A woman who said health board staff’s blunders led her to contracting cervical cancer has won more than £2m in damages.
Judge Lord Tyre had previously supported claims by Helen McGlone, now 32, that Greater Glasgow Health Board’s smear tests should have revealed the developing tumour earlier, avoiding the need for a hysterectomy.
She raised a civil action against the board, blaming it for "misinterpretation and misreporting" of the two tests and claiming negligence had caused loss, injury and damage. The board admitted fault but contested the size of the claim.
After completing her studies at Glasgow University with first class honours in physics and applied mathematics, Ms McGlone went to do research at CERN, the European Organisation for Nuclear Research, in Geneva, Switzerland.

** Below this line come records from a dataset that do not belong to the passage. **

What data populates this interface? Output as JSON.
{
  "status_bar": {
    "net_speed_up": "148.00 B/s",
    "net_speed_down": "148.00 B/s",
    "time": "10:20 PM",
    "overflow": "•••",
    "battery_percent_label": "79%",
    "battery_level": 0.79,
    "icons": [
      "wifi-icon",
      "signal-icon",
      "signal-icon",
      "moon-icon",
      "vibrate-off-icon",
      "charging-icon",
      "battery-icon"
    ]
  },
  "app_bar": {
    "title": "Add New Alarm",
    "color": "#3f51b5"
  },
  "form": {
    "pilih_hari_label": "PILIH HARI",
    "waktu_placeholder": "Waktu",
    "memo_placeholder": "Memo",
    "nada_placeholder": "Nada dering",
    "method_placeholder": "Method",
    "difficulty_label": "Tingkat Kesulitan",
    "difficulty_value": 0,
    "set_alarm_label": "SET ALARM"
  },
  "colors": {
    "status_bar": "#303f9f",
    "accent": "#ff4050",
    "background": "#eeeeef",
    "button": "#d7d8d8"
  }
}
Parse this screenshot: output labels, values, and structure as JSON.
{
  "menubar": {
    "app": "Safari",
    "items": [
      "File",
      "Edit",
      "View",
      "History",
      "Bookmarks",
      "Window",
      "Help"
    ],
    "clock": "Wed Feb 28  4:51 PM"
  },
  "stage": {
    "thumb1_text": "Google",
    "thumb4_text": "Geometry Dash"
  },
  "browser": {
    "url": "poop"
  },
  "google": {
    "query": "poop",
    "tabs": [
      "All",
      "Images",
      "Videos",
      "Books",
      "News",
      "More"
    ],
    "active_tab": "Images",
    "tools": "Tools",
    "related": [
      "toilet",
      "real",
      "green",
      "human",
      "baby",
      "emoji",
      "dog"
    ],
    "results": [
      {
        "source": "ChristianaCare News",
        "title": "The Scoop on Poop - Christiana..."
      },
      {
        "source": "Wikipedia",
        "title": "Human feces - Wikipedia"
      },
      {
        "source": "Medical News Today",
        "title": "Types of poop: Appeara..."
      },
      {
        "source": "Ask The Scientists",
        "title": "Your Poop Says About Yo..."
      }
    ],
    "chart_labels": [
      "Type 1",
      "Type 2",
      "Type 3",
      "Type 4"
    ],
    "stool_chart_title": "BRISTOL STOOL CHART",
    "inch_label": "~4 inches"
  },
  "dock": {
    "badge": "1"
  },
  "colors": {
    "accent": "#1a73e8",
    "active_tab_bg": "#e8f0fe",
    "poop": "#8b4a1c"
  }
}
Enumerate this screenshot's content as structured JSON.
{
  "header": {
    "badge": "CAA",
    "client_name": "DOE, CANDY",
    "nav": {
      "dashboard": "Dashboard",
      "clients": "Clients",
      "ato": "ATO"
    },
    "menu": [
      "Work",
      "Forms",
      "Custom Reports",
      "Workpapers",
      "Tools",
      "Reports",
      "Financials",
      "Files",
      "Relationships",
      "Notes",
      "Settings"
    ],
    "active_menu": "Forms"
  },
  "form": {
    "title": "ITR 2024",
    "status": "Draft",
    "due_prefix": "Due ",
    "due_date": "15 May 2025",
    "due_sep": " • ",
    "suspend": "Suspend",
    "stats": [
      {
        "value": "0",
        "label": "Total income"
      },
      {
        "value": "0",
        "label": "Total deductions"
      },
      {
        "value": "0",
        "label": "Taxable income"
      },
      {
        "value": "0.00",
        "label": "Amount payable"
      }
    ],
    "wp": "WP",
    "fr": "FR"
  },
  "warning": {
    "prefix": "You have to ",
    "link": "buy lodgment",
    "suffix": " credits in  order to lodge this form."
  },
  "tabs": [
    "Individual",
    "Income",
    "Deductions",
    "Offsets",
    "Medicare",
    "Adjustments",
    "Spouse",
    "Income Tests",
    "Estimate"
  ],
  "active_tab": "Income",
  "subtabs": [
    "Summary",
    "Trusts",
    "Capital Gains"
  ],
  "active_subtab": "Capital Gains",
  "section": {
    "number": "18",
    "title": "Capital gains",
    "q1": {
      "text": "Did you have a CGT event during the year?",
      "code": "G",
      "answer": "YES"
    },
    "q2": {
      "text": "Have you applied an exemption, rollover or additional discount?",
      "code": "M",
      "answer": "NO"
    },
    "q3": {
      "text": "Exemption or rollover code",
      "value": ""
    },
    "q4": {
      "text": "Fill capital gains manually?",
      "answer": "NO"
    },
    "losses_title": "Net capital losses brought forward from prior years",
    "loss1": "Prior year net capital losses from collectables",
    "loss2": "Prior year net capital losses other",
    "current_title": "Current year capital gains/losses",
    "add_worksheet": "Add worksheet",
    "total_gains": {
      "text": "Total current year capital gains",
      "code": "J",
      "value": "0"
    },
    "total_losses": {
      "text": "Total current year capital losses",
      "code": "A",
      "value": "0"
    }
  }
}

She said her qualifications and research would have enabled her to work in the banking industry and she had intended to seek a job with an investment bank or other large financial organisation, earning a substantial salary and big bonuses.
But the radical hysterectomy she underwent in May 2008 left her physically incapable of working and she had to take six months’ leave of absence.
She is now considering re-training and studying for a degree which will enable her to work with children's charities.
Ms McGlone, who lives in the Falkirk area, had sued the board for £5m, but in a judgment issued today, a second judge, Lord Bannatyne, restricted the provisional award to £2m. The Court of Session has still to hear Ms McGlone's argument for a further payout to cover the cost of fertility treatment and her wish to have a surrogate baby.
Her smear tests were done at Glasgow Royal Infirmary and the Sandyford Clinic in 2005/6. The first did not work properly and the second test was initially reported as “negative” but an audit later decided the test was “inadequate” rather than negative and a repeat test was recommended. Ms McGlone’s legal team say the result should have been seen as “abnormal”, which would have cleared the way for further investigations. The following March, another test was said to be negative. Her lawyers said it should have been labelled “positive” and followed up by urgent treatment.
After today’s ruling, they issued a statement. Stephen Hay, head of litigation at Gildeas Solicitors in Glasgow, said: “Helen McGlone (completed) almost a decade of studies, including a first class masters degree, (and) was expected to have a long and successful career in investment banking. A few months before she was due to complete her PhD however, her world fell apart.
"On three occasions, screeners and a consultant had failed to identify easily recognisable pre-cancerous cells, the very cells the screening programme is designed to detect. By the time her cancer was discovered, she needed radical surgery and intensive treatment in an attempt to save her life. Even after treatment, Dr McGlone was given only a slightly better than half chance of survival.
“We are astonished by this decision issued today, based on the witnesses who gave evidence in this lengthy case and we are considering an appeal.
“Dr McGlone is a young woman of integrity and kindness who has pursued this very difficult litigation through concern for other young women. Since her case has become public, other women have come forward and there are now multiple further confirmed instances of negligence, ranging from the timescale of 2001 to at least 2008. These involved both screeners and consultants and spanned several hospitals.”